Copy each line below that contains "this".

### [Data extract]
:::

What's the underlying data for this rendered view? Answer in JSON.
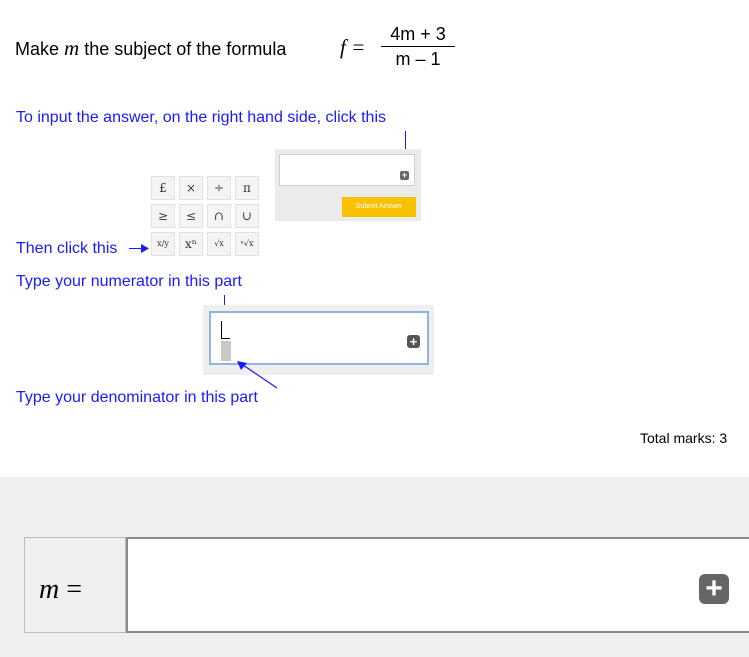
{
  "question": {
    "prefix": "Make",
    "variable": "m",
    "suffix": "the subject of the formula",
    "formula_lhs": "f =",
    "numerator": "4m + 3",
    "denominator": "m – 1"
  },
  "instructions": {
    "step1": "To input the answer, on the right hand side, click this",
    "step2": "Then click this",
    "step3": "Type your numerator in this part",
    "step4": "Type your denominator in this part"
  },
  "mini_panel": {
    "submit_label": "Submit Answer",
    "plus_icon": "+"
  },
  "keypad": {
    "keys": [
      "£",
      "×",
      "÷",
      "π",
      "≥",
      "≤",
      "∩",
      "∪",
      "x/y",
      "xⁿ",
      "√x",
      "ⁿ√x"
    ]
  },
  "big_panel": {
    "plus_icon": "+"
  },
  "total_marks": "Total marks: 3",
  "answer": {
    "label_var": "m",
    "label_eq": "=",
    "value": "",
    "plus_icon": "+"
  },
  "colors": {
    "instruction_blue": "#1a1aff",
    "submit_yellow": "#f7c100"
  }
}
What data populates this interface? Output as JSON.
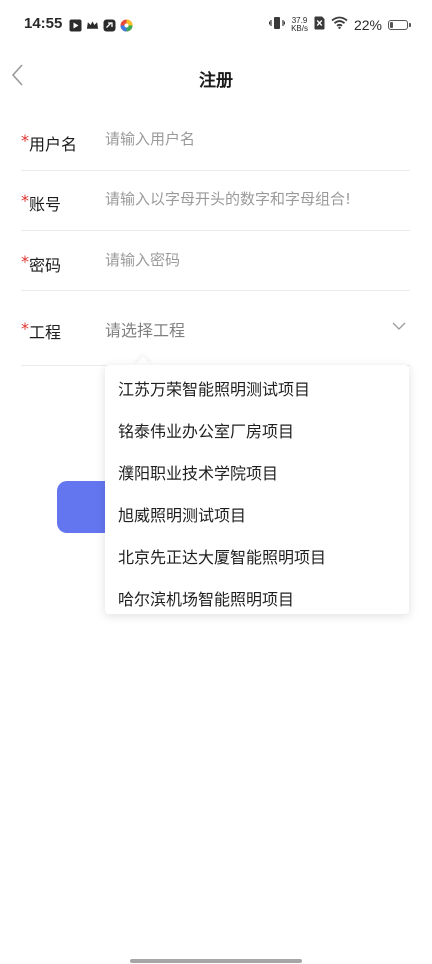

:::

### [Solved problem]
What's the underlying data for this rendered view? Answer in JSON.
    "step1": "To input the answer, on the right hand side, click this",
    "step2": "Then click this",
    "step3": "Type your numerator in this part",
    "step4": "Type your denominator in this part"
What data populates this interface? Output as JSON.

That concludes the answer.